*THE DATA:*
+---+

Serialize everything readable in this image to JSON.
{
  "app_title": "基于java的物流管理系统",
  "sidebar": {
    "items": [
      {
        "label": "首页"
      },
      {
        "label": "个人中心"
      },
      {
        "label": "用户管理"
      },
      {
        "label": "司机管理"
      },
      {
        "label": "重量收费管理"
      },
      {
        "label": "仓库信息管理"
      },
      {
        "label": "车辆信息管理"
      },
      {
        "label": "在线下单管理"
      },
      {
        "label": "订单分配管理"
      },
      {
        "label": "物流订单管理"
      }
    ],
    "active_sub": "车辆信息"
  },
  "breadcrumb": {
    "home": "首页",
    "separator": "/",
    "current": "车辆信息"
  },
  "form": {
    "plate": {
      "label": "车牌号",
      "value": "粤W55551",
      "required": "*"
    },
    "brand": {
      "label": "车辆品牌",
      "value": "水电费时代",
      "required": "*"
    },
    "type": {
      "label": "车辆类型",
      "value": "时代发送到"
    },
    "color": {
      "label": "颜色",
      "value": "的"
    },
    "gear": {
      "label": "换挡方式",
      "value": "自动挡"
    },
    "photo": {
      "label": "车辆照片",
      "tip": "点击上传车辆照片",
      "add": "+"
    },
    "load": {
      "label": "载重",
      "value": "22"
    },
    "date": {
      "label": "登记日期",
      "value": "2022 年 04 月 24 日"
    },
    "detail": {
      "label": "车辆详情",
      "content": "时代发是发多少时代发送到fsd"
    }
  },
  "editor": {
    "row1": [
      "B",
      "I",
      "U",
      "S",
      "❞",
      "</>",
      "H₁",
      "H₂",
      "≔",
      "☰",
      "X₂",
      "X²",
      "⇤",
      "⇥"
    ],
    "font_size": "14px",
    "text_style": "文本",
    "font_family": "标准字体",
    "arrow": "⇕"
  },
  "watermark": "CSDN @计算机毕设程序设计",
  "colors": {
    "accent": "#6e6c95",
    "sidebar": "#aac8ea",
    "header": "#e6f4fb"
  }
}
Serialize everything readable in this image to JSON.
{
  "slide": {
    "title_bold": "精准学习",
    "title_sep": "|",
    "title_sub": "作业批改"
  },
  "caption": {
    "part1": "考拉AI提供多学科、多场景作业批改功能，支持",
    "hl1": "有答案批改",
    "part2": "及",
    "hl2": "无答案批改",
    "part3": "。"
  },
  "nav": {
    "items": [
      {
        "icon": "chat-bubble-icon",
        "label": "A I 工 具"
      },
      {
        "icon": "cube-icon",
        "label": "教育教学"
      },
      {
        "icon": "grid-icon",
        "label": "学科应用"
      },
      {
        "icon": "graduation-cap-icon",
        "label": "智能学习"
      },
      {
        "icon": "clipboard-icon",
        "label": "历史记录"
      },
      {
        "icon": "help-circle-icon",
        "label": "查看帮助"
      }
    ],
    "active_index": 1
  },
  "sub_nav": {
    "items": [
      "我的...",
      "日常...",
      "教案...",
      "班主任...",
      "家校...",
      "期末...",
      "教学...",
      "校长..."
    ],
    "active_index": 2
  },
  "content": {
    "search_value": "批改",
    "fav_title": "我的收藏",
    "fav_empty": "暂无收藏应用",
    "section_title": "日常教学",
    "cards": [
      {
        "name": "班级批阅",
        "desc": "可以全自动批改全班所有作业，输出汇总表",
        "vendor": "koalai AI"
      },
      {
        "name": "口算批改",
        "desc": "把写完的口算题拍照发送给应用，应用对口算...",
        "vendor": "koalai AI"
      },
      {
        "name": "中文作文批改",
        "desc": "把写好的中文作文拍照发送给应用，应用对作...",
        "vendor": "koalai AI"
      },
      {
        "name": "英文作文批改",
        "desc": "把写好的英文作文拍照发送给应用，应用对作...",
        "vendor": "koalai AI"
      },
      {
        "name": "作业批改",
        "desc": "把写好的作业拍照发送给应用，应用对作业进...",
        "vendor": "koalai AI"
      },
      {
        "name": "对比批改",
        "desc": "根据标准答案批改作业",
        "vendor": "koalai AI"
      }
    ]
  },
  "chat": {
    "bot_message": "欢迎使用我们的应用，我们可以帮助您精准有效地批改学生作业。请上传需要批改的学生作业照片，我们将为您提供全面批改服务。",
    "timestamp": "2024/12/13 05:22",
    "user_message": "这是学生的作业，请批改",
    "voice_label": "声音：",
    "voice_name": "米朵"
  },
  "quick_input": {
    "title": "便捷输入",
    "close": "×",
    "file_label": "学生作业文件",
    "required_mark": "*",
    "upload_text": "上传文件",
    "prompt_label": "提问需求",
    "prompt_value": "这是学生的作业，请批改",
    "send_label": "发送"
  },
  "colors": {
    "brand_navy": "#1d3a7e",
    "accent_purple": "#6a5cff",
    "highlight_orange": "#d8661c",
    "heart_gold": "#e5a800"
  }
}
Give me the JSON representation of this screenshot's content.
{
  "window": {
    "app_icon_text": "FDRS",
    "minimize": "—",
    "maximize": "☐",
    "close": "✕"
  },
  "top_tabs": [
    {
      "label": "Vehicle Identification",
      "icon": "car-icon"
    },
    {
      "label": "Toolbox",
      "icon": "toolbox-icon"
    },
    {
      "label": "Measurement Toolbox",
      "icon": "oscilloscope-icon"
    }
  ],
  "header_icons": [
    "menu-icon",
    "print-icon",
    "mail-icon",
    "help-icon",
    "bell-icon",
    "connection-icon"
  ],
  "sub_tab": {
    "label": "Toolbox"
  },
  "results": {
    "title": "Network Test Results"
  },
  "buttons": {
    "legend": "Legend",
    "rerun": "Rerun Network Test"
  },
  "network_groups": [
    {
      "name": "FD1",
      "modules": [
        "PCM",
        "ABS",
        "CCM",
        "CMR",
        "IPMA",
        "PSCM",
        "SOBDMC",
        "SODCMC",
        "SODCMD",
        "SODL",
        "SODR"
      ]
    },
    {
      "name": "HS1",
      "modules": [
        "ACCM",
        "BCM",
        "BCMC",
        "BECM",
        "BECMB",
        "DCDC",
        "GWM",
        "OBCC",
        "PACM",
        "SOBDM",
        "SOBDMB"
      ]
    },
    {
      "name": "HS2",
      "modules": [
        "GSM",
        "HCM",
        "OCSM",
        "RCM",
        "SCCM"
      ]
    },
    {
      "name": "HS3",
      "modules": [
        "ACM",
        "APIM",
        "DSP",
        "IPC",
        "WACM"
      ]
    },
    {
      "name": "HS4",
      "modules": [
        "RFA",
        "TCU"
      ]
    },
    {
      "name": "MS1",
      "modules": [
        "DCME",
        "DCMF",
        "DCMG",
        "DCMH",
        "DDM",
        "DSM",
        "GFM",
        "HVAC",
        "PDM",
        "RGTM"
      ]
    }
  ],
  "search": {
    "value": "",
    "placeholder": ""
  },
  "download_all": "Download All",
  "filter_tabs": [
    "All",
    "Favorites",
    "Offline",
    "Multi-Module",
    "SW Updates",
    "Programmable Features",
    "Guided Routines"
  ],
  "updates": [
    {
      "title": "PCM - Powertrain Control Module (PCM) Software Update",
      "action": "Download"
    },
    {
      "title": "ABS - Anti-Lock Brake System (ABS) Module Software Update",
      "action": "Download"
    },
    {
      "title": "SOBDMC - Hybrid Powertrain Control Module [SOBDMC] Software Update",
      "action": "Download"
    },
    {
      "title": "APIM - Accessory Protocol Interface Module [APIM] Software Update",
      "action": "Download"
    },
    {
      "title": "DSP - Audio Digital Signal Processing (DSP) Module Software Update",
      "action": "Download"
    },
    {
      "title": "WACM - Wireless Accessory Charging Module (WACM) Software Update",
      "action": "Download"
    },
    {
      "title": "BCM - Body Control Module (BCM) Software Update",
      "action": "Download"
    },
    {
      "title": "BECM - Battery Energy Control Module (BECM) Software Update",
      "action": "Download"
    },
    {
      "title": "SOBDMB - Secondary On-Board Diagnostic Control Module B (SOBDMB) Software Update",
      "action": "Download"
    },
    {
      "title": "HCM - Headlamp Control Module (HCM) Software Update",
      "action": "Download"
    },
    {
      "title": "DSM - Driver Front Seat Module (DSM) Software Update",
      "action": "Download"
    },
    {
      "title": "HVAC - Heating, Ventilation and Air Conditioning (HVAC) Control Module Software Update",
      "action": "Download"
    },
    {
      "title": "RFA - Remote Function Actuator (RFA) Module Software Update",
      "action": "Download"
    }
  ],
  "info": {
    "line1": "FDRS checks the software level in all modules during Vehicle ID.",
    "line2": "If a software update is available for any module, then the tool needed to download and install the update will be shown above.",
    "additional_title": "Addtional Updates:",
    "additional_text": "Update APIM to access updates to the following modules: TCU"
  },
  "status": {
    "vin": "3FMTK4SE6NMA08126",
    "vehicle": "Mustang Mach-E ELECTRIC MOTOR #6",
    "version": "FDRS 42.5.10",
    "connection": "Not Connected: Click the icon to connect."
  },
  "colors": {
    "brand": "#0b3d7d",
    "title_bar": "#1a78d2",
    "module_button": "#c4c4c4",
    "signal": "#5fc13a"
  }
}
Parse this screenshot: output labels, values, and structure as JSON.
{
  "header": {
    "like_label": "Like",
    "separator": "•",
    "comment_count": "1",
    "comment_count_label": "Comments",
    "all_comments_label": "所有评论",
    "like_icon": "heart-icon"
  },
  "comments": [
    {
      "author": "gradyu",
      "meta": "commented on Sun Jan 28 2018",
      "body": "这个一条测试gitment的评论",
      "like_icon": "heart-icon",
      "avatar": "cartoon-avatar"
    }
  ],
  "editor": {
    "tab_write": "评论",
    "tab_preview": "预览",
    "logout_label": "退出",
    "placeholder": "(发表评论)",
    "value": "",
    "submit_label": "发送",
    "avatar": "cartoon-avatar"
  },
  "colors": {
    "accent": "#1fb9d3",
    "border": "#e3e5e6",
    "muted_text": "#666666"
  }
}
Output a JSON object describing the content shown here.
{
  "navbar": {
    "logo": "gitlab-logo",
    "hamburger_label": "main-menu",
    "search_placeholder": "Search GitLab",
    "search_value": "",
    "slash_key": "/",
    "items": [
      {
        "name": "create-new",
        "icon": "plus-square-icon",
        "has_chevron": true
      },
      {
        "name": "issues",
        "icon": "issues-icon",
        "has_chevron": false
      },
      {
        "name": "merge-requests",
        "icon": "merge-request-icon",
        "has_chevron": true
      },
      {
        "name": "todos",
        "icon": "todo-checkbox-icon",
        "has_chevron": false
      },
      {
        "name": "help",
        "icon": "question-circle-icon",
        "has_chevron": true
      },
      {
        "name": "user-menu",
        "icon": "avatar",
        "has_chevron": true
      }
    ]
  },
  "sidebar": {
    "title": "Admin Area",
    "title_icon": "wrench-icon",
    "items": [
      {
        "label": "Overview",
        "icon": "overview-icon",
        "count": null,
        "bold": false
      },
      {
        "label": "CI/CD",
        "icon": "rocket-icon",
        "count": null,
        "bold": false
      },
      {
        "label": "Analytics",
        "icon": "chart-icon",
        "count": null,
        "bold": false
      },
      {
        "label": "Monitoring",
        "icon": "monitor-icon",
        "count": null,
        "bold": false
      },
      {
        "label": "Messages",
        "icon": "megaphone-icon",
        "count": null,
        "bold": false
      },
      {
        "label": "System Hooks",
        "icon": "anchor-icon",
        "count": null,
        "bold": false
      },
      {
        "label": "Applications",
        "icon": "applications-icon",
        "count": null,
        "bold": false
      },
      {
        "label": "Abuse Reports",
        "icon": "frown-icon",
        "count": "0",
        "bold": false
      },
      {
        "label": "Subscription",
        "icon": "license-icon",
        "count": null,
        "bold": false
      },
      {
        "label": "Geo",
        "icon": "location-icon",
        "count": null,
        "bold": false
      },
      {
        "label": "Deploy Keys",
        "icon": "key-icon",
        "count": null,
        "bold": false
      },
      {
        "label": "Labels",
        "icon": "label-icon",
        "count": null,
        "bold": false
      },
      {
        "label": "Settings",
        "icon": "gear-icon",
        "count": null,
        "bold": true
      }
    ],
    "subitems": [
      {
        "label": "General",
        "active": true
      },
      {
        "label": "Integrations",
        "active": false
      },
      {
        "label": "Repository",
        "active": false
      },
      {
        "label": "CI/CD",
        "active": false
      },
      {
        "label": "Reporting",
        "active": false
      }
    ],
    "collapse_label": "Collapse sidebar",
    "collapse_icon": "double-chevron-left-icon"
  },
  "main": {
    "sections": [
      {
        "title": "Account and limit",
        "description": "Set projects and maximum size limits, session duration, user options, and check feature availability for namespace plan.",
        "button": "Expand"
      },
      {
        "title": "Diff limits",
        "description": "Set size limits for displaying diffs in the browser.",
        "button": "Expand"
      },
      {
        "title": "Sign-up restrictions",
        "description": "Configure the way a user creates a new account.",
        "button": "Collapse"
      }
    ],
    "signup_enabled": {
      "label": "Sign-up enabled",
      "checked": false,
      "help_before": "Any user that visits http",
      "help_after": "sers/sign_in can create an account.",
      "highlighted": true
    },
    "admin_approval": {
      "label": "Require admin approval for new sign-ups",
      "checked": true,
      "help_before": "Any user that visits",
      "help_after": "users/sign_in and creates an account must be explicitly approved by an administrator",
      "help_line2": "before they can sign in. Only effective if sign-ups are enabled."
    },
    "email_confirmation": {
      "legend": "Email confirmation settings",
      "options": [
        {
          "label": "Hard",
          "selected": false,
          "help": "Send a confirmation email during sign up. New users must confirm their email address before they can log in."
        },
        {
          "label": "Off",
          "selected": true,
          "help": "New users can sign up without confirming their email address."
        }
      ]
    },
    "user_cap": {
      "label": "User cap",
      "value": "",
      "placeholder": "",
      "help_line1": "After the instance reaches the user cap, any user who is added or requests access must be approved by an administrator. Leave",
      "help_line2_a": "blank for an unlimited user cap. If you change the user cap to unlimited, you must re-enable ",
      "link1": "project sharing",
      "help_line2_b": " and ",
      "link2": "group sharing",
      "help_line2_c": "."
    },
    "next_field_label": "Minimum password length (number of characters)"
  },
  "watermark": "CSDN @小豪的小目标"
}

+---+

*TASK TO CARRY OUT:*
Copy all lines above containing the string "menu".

*TASK RESULT:*
    "menu-icon",
    "hamburger_label": "main-menu",
        "name": "user-menu",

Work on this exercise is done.